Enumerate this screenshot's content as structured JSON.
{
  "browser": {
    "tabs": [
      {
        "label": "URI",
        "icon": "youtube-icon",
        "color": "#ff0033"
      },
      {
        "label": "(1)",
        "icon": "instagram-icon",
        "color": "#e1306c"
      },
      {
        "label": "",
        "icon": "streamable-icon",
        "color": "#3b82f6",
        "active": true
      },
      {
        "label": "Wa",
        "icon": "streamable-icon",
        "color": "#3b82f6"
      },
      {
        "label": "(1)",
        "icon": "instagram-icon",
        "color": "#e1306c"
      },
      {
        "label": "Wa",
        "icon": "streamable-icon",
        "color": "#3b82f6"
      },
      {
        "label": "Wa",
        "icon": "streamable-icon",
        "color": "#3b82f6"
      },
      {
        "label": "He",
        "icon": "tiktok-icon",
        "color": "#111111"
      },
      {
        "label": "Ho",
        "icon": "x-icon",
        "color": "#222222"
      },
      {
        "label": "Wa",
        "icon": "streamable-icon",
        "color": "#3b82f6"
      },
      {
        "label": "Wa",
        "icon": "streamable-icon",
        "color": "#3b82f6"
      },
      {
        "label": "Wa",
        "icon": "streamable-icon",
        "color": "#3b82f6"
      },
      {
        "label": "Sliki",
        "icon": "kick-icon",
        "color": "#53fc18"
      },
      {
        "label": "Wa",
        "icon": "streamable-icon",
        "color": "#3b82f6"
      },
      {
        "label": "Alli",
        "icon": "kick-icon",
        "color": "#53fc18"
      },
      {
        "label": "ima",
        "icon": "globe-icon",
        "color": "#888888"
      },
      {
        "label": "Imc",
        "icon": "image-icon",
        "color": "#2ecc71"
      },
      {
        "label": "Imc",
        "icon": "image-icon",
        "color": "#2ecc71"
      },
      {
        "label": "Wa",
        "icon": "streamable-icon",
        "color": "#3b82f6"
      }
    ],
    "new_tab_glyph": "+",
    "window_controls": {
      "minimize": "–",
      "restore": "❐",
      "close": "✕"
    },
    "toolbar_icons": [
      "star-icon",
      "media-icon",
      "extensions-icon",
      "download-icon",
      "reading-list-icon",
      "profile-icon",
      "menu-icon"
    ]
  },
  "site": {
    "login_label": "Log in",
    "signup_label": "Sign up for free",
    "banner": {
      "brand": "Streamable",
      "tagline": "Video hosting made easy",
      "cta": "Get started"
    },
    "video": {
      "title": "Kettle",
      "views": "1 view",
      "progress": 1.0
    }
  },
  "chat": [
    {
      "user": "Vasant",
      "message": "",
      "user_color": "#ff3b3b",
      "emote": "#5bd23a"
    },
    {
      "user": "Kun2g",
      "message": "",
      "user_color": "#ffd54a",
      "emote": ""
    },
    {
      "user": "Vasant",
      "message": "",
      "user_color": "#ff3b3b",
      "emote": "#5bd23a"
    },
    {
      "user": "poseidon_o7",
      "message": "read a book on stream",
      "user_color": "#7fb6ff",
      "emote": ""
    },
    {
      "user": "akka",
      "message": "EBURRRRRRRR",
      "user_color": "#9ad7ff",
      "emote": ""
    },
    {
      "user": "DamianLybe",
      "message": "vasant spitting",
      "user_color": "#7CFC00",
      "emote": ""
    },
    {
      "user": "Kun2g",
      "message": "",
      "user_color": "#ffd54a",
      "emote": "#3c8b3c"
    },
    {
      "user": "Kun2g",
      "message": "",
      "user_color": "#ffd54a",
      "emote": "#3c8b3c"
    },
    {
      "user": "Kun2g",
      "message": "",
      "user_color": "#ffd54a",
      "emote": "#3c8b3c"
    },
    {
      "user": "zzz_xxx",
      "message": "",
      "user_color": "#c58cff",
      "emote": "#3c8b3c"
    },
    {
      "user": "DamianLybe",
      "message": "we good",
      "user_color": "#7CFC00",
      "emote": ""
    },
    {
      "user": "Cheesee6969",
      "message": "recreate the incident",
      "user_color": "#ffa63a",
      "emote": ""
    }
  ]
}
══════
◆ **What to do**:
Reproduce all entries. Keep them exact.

◆ **Answer for this exercise**:
Enumerate this screenshot's content as structured JSON.
{
  "browser": {
    "tabs": [
      {
        "label": "URI",
        "icon": "youtube-icon",
        "color": "#ff0033"
      },
      {
        "label": "(1)",
        "icon": "instagram-icon",
        "color": "#e1306c"
      },
      {
        "label": "",
        "icon": "streamable-icon",
        "color": "#3b82f6",
        "active": true
      },
      {
        "label": "Wa",
        "icon": "streamable-icon",
        "color": "#3b82f6"
      },
      {
        "label": "(1)",
        "icon": "instagram-icon",
        "color": "#e1306c"
      },
      {
        "label": "Wa",
        "icon": "streamable-icon",
        "color": "#3b82f6"
      },
      {
        "label": "Wa",
        "icon": "streamable-icon",
        "color": "#3b82f6"
      },
      {
        "label": "He",
        "icon": "tiktok-icon",
        "color": "#111111"
      },
      {
        "label": "Ho",
        "icon": "x-icon",
        "color": "#222222"
      },
      {
        "label": "Wa",
        "icon": "streamable-icon",
        "color": "#3b82f6"
      },
      {
        "label": "Wa",
        "icon": "streamable-icon",
        "color": "#3b82f6"
      },
      {
        "label": "Wa",
        "icon": "streamable-icon",
        "color": "#3b82f6"
      },
      {
        "label": "Sliki",
        "icon": "kick-icon",
        "color": "#53fc18"
      },
      {
        "label": "Wa",
        "icon": "streamable-icon",
        "color": "#3b82f6"
      },
      {
        "label": "Alli",
        "icon": "kick-icon",
        "color": "#53fc18"
      },
      {
        "label": "ima",
        "icon": "globe-icon",
        "color": "#888888"
      },
      {
        "label": "Imc",
        "icon": "image-icon",
        "color": "#2ecc71"
      },
      {
        "label": "Imc",
        "icon": "image-icon",
        "color": "#2ecc71"
      },
      {
        "label": "Wa",
        "icon": "streamable-icon",
        "color": "#3b82f6"
      }
    ],
    "new_tab_glyph": "+",
    "window_controls": {
      "minimize": "–",
      "restore": "❐",
      "close": "✕"
    },
    "toolbar_icons": [
      "star-icon",
      "media-icon",
      "extensions-icon",
      "download-icon",
      "reading-list-icon",
      "profile-icon",
      "menu-icon"
    ]
  },
  "site": {
    "login_label": "Log in",
    "signup_label": "Sign up for free",
    "banner": {
      "brand": "Streamable",
      "tagline": "Video hosting made easy",
      "cta": "Get started"
    },
    "video": {
      "title": "Kettle",
      "views": "1 view",
      "progress": 1.0
    }
  },
  "chat": [
    {
      "user": "Vasant",
      "message": "",
      "user_color": "#ff3b3b",
      "emote": "#5bd23a"
    },
    {
      "user": "Kun2g",
      "message": "",
      "user_color": "#ffd54a",
      "emote": ""
    },
    {
      "user": "Vasant",
      "message": "",
      "user_color": "#ff3b3b",
      "emote": "#5bd23a"
    },
    {
      "user": "poseidon_o7",
      "message": "read a book on stream",
      "user_color": "#7fb6ff",
      "emote": ""
    },
    {
      "user": "akka",
      "message": "EBURRRRRRRR",
      "user_color": "#9ad7ff",
      "emote": ""
    },
    {
      "user": "DamianLybe",
      "message": "vasant spitting",
      "user_color": "#7CFC00",
      "emote": ""
    },
    {
      "user": "Kun2g",
      "message": "",
      "user_color": "#ffd54a",
      "emote": "#3c8b3c"
    },
    {
      "user": "Kun2g",
      "message": "",
      "user_color": "#ffd54a",
      "emote": "#3c8b3c"
    },
    {
      "user": "Kun2g",
      "message": "",
      "user_color": "#ffd54a",
      "emote": "#3c8b3c"
    },
    {
      "user": "zzz_xxx",
      "message": "",
      "user_color": "#c58cff",
      "emote": "#3c8b3c"
    },
    {
      "user": "DamianLybe",
      "message": "we good",
      "user_color": "#7CFC00",
      "emote": ""
    },
    {
      "user": "Cheesee6969",
      "message": "recreate the incident",
      "user_color": "#ffa63a",
      "emote": ""
    }
  ]
}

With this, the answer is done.